● What is being asked: Keep only the lines of the data below that contain "text", and copy them.

● Page and application data records:
_____
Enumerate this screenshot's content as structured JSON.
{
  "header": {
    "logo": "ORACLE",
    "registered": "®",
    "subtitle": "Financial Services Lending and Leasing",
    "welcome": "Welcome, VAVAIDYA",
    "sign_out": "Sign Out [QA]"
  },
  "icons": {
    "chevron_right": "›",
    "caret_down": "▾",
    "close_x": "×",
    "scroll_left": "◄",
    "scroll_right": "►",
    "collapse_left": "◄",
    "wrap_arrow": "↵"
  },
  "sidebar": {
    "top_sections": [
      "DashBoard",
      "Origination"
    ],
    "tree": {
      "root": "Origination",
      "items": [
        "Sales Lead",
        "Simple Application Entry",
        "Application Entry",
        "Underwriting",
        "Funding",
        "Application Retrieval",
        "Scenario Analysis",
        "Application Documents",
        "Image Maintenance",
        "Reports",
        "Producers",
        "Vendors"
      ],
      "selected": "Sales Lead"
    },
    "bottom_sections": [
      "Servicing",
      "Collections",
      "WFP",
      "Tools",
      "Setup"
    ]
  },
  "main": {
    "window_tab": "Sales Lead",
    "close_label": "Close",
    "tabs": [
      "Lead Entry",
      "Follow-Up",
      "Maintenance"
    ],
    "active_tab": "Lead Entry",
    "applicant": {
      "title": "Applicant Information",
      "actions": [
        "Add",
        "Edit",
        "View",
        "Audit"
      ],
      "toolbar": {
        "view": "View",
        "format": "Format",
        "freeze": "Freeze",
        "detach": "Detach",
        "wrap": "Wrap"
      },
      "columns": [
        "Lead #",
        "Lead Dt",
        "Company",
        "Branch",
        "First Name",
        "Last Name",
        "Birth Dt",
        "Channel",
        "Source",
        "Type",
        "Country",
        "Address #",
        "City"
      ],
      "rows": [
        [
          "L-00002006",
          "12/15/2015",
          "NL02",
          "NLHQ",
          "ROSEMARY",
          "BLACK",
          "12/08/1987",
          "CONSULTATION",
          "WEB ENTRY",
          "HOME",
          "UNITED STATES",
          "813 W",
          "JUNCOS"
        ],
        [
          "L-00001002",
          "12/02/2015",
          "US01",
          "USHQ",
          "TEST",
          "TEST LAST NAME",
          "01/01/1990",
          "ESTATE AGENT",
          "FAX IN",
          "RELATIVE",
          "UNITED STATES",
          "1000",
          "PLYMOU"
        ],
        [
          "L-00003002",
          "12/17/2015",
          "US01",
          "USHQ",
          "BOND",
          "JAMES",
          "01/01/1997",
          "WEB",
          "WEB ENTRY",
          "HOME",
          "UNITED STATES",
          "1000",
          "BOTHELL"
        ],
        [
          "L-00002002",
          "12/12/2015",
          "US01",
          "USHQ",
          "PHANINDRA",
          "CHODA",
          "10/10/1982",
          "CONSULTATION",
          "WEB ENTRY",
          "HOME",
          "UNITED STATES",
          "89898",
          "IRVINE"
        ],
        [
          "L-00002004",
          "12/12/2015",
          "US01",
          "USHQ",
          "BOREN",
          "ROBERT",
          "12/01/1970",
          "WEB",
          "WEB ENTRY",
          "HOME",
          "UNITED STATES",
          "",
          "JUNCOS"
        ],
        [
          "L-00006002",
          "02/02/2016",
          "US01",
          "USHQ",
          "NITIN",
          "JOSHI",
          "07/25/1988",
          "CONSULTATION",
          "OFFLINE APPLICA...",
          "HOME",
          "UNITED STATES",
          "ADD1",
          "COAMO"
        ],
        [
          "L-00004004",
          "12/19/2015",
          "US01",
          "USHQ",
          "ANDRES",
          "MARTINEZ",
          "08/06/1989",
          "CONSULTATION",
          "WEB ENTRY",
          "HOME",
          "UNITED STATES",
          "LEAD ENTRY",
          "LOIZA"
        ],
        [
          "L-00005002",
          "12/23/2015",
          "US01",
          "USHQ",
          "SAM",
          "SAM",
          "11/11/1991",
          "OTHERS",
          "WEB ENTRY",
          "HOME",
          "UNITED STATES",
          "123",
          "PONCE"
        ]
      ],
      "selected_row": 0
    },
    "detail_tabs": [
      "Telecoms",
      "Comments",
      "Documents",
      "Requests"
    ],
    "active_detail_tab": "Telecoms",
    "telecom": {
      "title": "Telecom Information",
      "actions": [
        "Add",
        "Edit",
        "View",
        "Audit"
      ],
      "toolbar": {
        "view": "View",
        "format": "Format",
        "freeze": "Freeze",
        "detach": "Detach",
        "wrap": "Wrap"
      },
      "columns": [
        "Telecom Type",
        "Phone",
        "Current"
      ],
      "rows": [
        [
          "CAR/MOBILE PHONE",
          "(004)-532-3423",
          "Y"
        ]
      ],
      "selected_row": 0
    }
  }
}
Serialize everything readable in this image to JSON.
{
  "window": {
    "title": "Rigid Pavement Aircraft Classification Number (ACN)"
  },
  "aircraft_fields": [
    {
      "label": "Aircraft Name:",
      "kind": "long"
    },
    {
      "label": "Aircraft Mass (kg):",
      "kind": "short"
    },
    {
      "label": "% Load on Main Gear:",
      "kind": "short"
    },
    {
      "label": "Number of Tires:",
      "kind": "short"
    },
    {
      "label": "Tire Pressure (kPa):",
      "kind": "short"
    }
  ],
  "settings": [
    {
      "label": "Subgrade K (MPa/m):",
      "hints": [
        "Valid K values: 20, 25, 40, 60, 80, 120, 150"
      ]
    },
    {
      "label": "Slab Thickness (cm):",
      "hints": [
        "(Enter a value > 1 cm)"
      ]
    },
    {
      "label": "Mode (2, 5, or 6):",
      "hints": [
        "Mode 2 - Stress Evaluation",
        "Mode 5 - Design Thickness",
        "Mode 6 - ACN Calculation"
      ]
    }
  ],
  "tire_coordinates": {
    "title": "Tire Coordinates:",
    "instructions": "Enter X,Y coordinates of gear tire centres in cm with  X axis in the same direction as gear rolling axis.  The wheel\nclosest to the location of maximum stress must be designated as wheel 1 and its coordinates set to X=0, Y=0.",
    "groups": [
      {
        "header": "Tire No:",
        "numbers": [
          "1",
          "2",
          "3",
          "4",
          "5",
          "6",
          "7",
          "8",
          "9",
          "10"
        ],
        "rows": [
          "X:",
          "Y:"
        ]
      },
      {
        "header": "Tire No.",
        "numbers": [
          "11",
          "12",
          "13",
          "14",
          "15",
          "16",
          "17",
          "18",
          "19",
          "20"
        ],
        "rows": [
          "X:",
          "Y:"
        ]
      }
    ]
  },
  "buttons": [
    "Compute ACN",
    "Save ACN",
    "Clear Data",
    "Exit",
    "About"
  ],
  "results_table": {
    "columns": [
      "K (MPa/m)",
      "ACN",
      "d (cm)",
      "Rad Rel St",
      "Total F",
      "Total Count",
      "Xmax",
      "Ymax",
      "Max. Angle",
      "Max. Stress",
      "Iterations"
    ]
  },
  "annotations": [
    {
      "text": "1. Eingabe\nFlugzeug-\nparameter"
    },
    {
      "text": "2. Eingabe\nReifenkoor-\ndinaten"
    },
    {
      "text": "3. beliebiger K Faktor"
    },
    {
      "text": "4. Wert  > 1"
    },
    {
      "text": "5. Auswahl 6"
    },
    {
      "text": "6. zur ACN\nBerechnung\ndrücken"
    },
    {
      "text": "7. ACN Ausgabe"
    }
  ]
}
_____
● Task result:
      "text": "1. Eingabe\nFlugzeug-\nparameter"
      "text": "2. Eingabe\nReifenkoor-\ndinaten"
      "text": "3. beliebiger K Faktor"
      "text": "4. Wert  > 1"
      "text": "5. Auswahl 6"
      "text": "6. zur ACN\nBerechnung\ndrücken"
      "text": "7. ACN Ausgabe"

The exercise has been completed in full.